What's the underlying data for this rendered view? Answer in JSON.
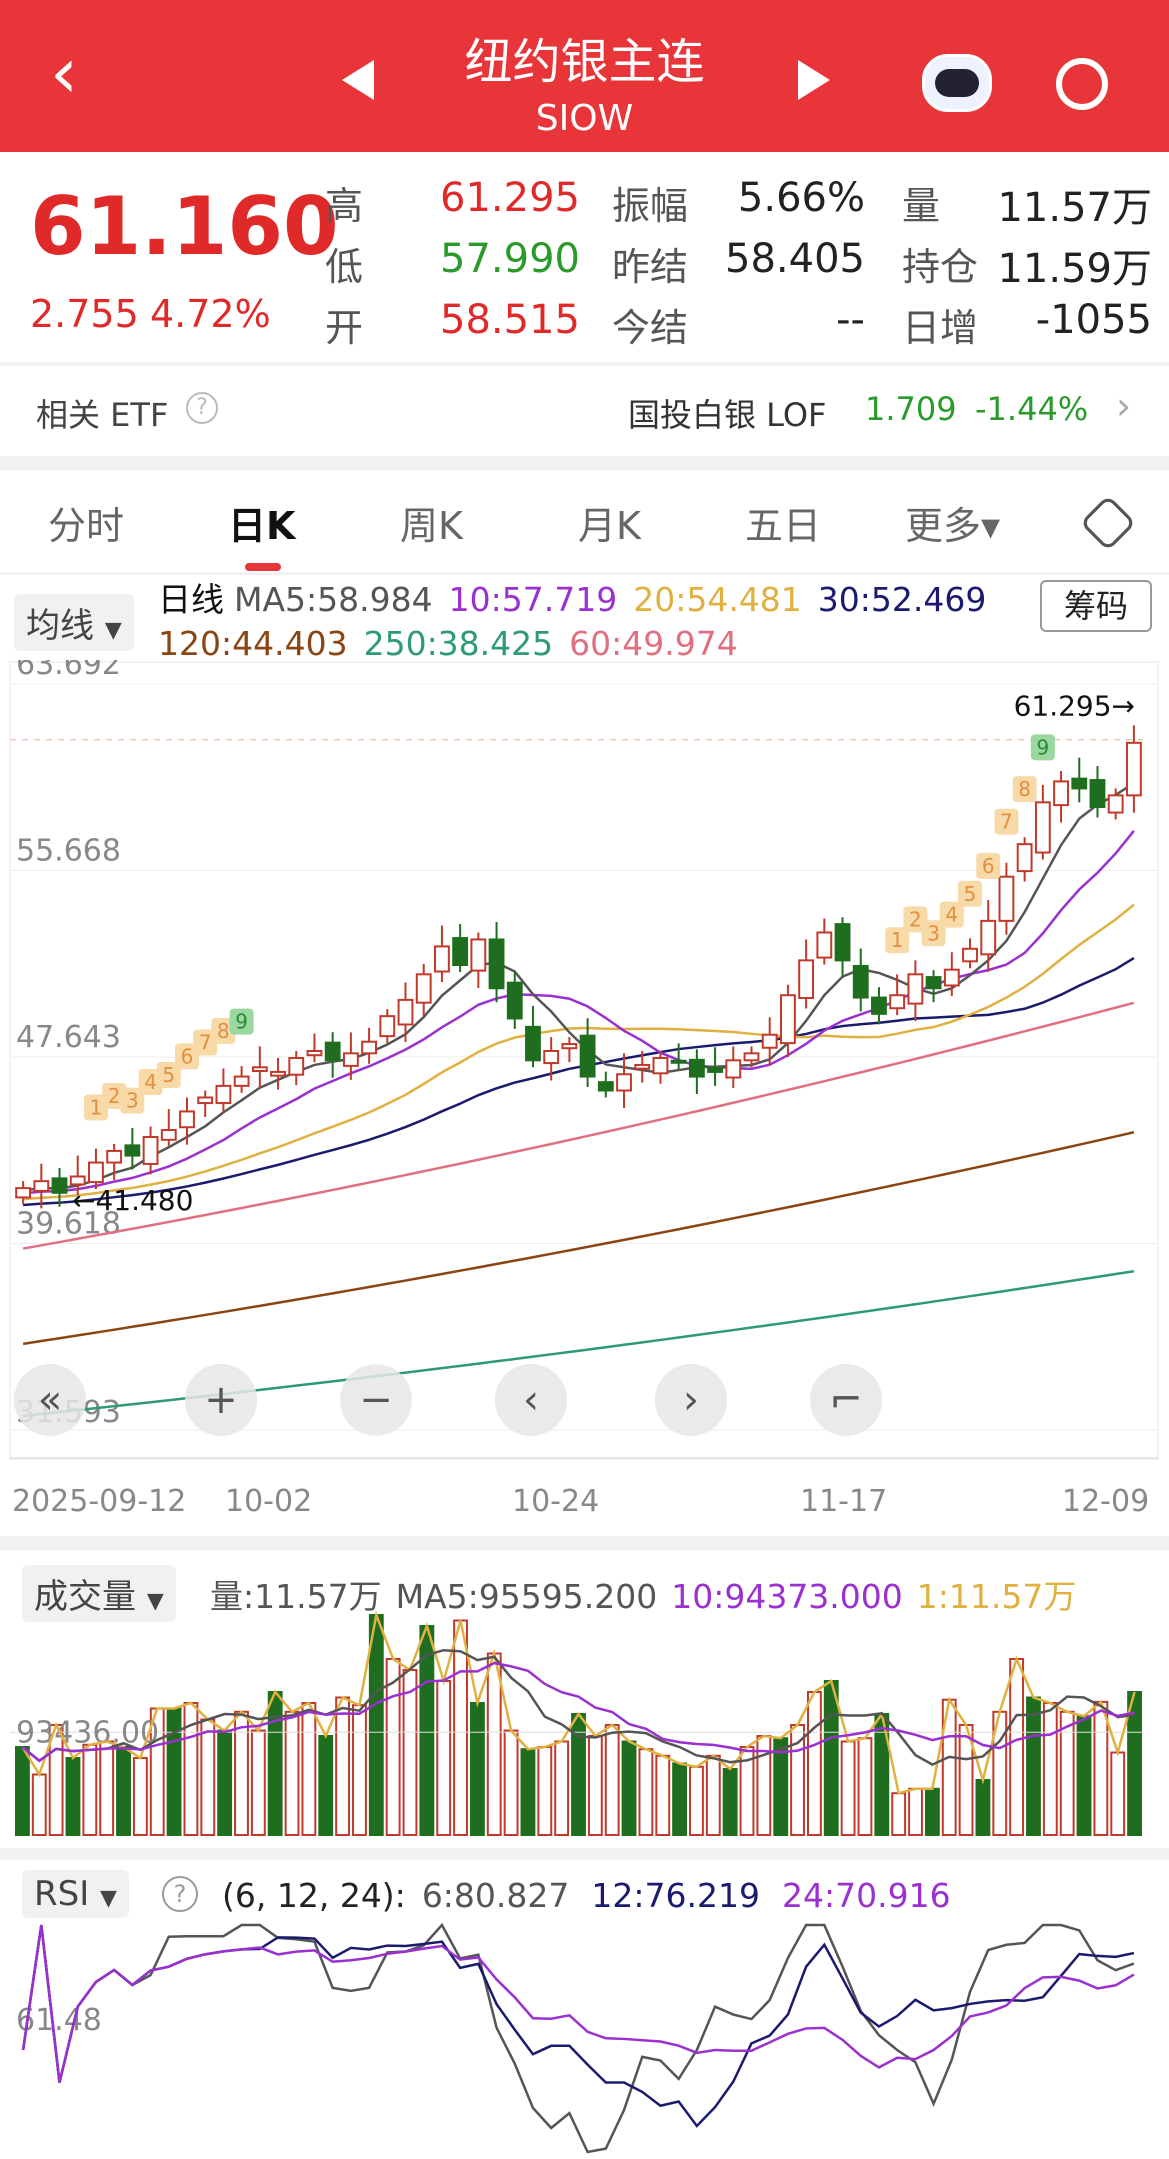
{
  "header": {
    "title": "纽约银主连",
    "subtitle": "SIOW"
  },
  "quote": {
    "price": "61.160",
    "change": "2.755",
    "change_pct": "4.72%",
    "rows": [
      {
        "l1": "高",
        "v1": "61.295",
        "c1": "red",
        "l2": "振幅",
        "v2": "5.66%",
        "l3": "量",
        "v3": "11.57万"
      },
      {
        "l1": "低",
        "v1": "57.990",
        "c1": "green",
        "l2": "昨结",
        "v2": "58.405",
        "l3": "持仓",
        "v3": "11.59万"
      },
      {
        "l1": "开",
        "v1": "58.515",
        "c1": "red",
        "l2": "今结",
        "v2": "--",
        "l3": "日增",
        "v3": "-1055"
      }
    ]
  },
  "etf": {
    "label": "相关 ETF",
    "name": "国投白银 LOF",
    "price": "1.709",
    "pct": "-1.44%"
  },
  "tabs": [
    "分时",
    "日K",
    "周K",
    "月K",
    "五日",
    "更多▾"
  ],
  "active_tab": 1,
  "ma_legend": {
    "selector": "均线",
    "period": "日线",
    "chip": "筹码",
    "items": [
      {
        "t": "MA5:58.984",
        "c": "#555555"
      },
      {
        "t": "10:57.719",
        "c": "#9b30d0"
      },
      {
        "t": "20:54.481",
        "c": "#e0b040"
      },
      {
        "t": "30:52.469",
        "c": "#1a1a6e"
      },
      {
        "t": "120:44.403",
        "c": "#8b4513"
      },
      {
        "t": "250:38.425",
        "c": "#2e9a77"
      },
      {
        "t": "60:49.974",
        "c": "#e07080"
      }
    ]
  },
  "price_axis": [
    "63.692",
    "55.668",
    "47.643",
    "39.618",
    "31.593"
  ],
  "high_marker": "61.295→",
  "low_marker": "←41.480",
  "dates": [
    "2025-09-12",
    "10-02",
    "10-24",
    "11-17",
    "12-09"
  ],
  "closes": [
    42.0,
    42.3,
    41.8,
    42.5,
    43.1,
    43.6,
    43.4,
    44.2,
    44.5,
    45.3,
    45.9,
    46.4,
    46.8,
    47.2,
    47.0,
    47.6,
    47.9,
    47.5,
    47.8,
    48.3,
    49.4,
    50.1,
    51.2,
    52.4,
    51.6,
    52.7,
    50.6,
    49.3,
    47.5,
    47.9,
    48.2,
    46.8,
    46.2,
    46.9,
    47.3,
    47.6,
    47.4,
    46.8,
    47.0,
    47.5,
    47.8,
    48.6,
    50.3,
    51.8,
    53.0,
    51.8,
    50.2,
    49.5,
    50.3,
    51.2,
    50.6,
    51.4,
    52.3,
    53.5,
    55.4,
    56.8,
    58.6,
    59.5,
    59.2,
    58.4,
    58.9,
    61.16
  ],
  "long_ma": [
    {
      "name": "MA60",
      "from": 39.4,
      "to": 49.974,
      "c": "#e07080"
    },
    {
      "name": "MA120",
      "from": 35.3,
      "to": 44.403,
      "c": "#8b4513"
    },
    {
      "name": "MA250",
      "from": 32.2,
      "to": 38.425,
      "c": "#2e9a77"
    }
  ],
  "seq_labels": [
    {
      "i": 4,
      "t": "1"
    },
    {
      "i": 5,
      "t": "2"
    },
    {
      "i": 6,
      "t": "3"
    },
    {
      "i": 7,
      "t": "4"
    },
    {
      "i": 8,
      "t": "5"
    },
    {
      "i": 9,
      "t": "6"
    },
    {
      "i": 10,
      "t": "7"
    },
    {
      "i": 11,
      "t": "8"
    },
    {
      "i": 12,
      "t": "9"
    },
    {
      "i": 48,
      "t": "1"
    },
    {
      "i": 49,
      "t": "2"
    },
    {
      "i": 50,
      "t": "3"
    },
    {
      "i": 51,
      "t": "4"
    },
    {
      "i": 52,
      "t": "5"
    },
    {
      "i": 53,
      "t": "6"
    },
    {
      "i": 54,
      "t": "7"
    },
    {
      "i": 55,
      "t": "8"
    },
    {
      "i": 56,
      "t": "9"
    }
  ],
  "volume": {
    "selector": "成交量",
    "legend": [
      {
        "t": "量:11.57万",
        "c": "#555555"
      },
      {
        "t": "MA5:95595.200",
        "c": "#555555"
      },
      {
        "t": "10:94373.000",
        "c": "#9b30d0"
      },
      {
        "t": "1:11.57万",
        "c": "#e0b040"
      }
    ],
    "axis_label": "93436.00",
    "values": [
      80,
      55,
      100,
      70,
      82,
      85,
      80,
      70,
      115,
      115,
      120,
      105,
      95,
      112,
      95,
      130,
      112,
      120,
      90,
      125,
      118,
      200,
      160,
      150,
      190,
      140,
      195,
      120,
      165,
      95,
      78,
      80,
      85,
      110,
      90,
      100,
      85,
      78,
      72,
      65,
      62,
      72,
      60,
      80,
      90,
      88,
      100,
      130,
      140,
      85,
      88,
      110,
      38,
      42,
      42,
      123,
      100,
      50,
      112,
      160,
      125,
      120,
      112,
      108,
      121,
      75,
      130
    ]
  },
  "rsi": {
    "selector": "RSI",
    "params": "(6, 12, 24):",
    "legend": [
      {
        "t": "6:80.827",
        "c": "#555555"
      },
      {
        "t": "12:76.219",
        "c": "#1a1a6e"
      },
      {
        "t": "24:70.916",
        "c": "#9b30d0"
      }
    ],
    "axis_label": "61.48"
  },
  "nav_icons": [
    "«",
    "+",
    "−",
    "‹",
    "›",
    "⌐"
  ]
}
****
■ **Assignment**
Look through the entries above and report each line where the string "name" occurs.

■ **Task response**
    "name": "国投白银 LOF",
      "name": "MA60",
      "name": "MA120",
      "name": "MA250",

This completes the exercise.